[Data about app and page elements]
----

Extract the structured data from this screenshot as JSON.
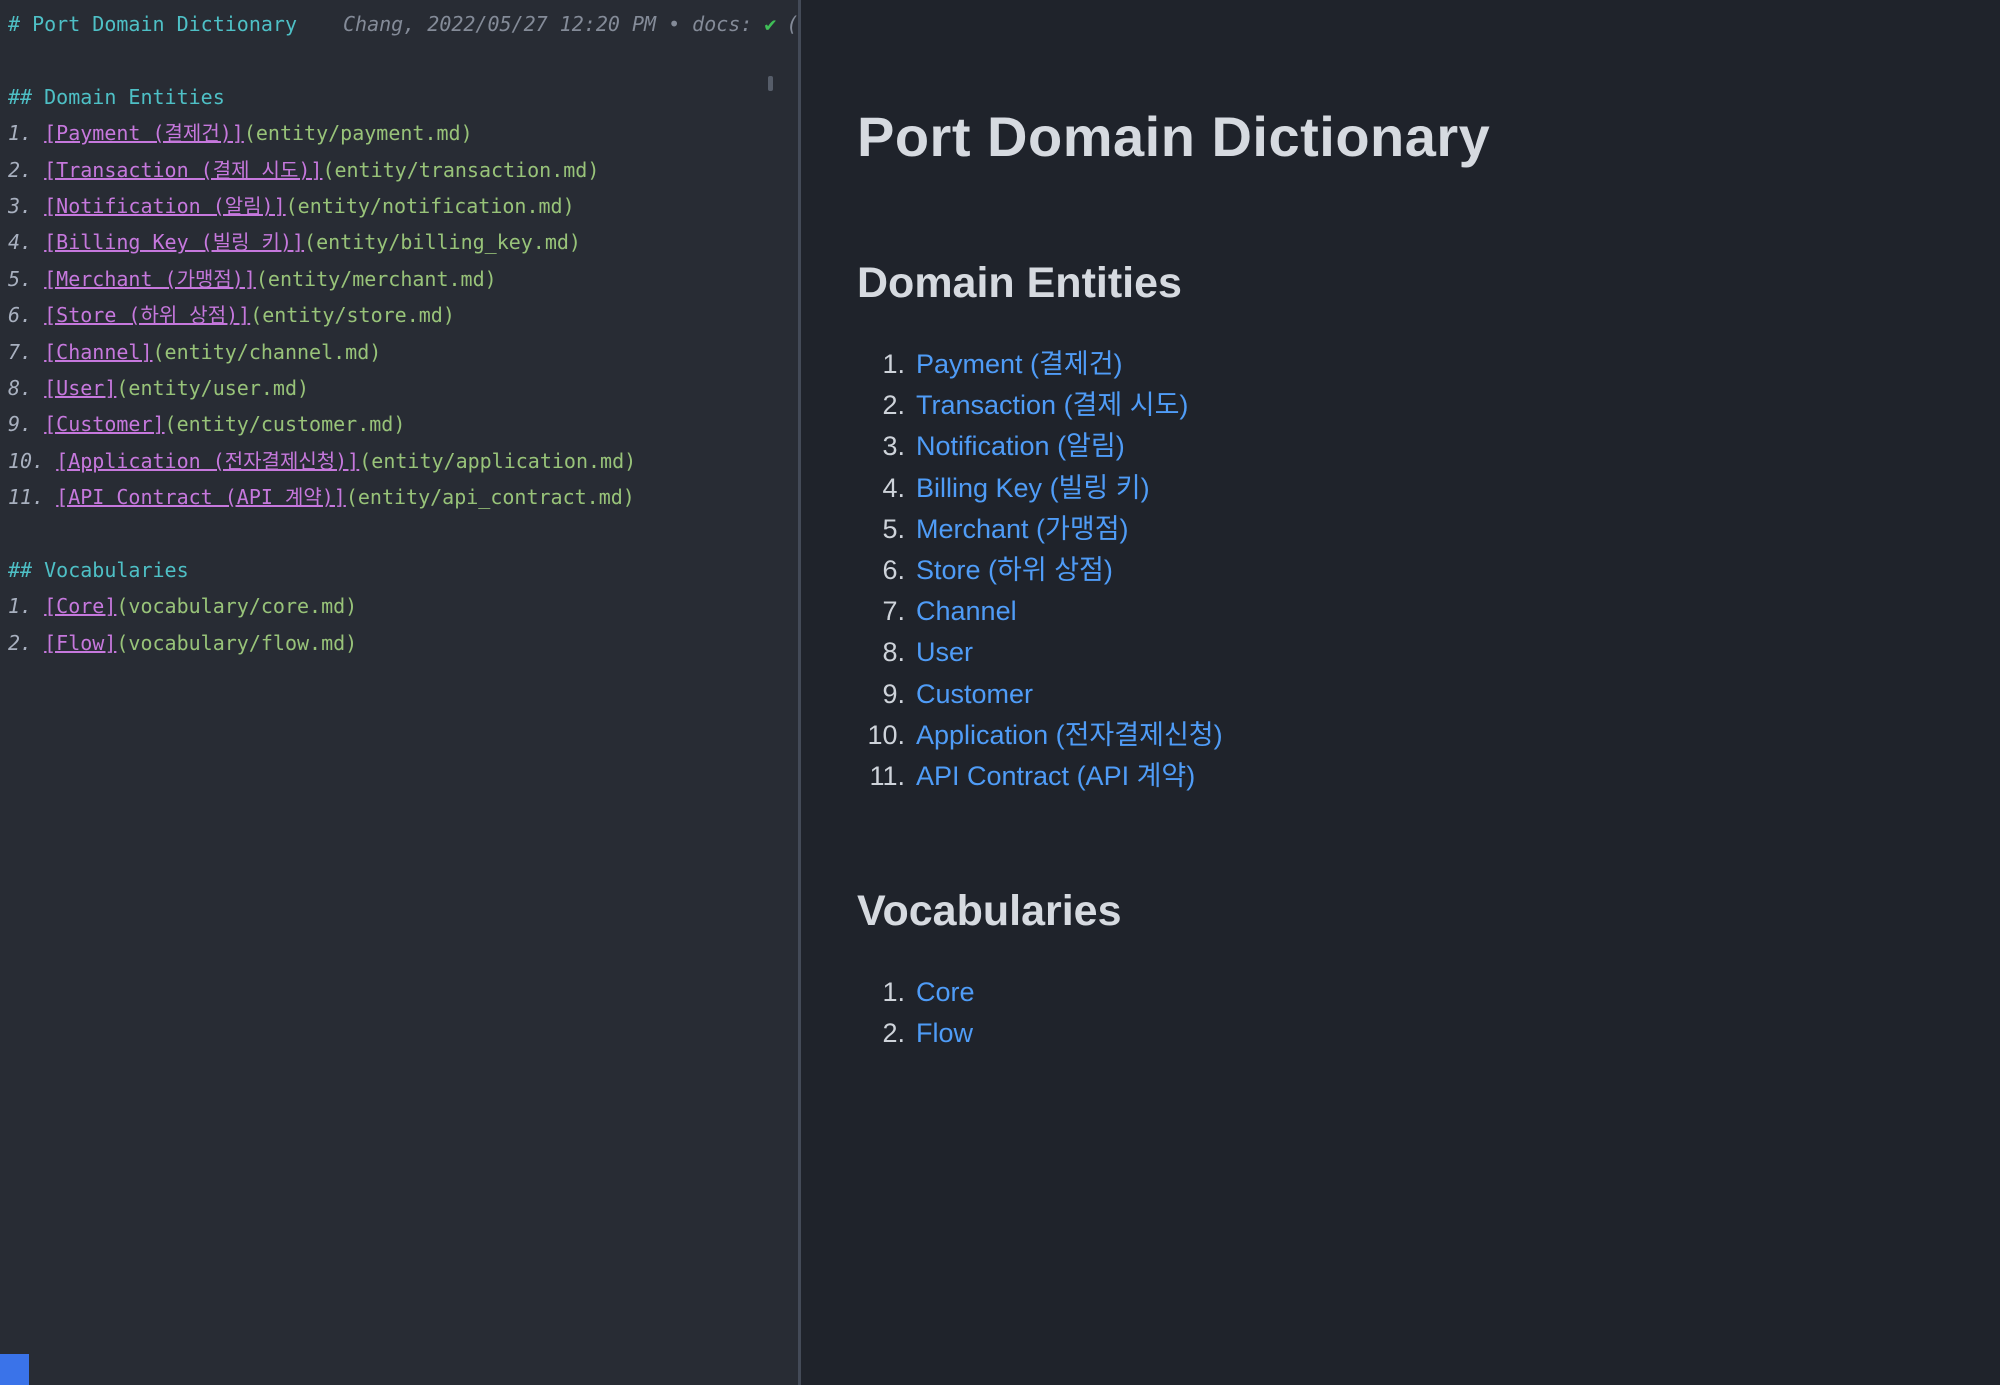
{
  "colors": {
    "editor-bg": "#282c34",
    "preview-bg": "#1f232b",
    "teal": "#4ec0c6",
    "purple": "#c678dd",
    "green": "#98c379",
    "meta-gray": "#848b98",
    "check-green": "#3fbf57",
    "link-blue": "#4f9cf7",
    "preview-text": "#d6dae0",
    "chip-blue": "#3a73e9",
    "divider": "#434a57"
  },
  "editor": {
    "title": {
      "heading": "# Port Domain Dictionary",
      "meta": "Chang, 2022/05/27 12:20 PM • docs:",
      "check": "✔",
      "trailing": "("
    },
    "sections": [
      {
        "heading": "## Domain Entities",
        "items": [
          {
            "num": "1.",
            "link": "[Payment (결제건)]",
            "url": "(entity/payment.md)"
          },
          {
            "num": "2.",
            "link": "[Transaction (결제 시도)]",
            "url": "(entity/transaction.md)"
          },
          {
            "num": "3.",
            "link": "[Notification (알림)]",
            "url": "(entity/notification.md)"
          },
          {
            "num": "4.",
            "link": "[Billing Key (빌링 키)]",
            "url": "(entity/billing_key.md)"
          },
          {
            "num": "5.",
            "link": "[Merchant (가맹점)]",
            "url": "(entity/merchant.md)"
          },
          {
            "num": "6.",
            "link": "[Store (하위 상점)]",
            "url": "(entity/store.md)"
          },
          {
            "num": "7.",
            "link": "[Channel]",
            "url": "(entity/channel.md)"
          },
          {
            "num": "8.",
            "link": "[User]",
            "url": "(entity/user.md)"
          },
          {
            "num": "9.",
            "link": "[Customer]",
            "url": "(entity/customer.md)"
          },
          {
            "num": "10.",
            "link": "[Application (전자결제신청)]",
            "url": "(entity/application.md)"
          },
          {
            "num": "11.",
            "link": "[API Contract (API 계약)]",
            "url": "(entity/api_contract.md)"
          }
        ]
      },
      {
        "heading": "## Vocabularies",
        "items": [
          {
            "num": "1.",
            "link": "[Core]",
            "url": "(vocabulary/core.md)"
          },
          {
            "num": "2.",
            "link": "[Flow]",
            "url": "(vocabulary/flow.md)"
          }
        ]
      }
    ]
  },
  "preview": {
    "title": "Port Domain Dictionary",
    "sections": [
      {
        "heading": "Domain Entities",
        "items": [
          {
            "num": "1.",
            "label": "Payment (결제건)"
          },
          {
            "num": "2.",
            "label": "Transaction (결제 시도)"
          },
          {
            "num": "3.",
            "label": "Notification (알림)"
          },
          {
            "num": "4.",
            "label": "Billing Key (빌링 키)"
          },
          {
            "num": "5.",
            "label": "Merchant (가맹점)"
          },
          {
            "num": "6.",
            "label": "Store (하위 상점)"
          },
          {
            "num": "7.",
            "label": "Channel"
          },
          {
            "num": "8.",
            "label": "User"
          },
          {
            "num": "9.",
            "label": "Customer"
          },
          {
            "num": "10.",
            "label": "Application (전자결제신청)"
          },
          {
            "num": "11.",
            "label": "API Contract (API 계약)"
          }
        ]
      },
      {
        "heading": "Vocabularies",
        "items": [
          {
            "num": "1.",
            "label": "Core"
          },
          {
            "num": "2.",
            "label": "Flow"
          }
        ]
      }
    ]
  }
}
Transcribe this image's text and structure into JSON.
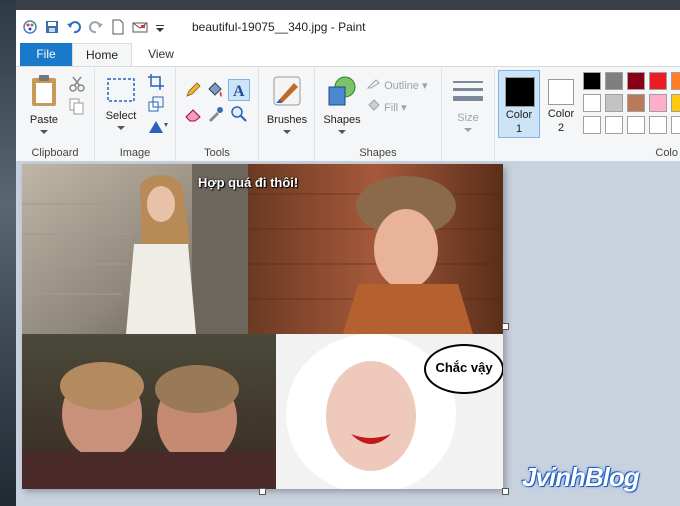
{
  "window": {
    "title": "beautiful-19075__340.jpg - Paint"
  },
  "tabs": {
    "file": "File",
    "home": "Home",
    "view": "View"
  },
  "clipboard": {
    "paste": "Paste",
    "label": "Clipboard"
  },
  "image_group": {
    "select": "Select",
    "label": "Image"
  },
  "tools": {
    "label": "Tools"
  },
  "brushes": {
    "label": "Brushes"
  },
  "shapes_group": {
    "shapes": "Shapes",
    "outline": "Outline",
    "fill": "Fill",
    "label": "Shapes"
  },
  "size": {
    "label": "Size"
  },
  "colors": {
    "color1": "Color",
    "color1_num": "1",
    "color2": "Color",
    "color2_num": "2",
    "label": "Colo",
    "palette_row1": [
      "#000000",
      "#7f7f7f",
      "#880015",
      "#ed1c24",
      "#ff7f27"
    ],
    "palette_row2": [
      "#ffffff",
      "#c3c3c3",
      "#b97a57",
      "#ffaec9",
      "#ffc90e"
    ],
    "palette_row3": [
      "#ffffff",
      "#ffffff",
      "#ffffff",
      "#ffffff",
      "#ffffff"
    ]
  },
  "canvas": {
    "caption_top": "Hợp quá đi thôi!",
    "bubble_text": "Chắc vậy"
  },
  "watermark": "JvinhBlog"
}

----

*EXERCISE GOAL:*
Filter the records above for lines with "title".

*WRITTEN RESPONSE:*
    "title": {
    "title": "Port Domain Dictionary",
    "title": "beautiful-19075__340.jpg - Paint"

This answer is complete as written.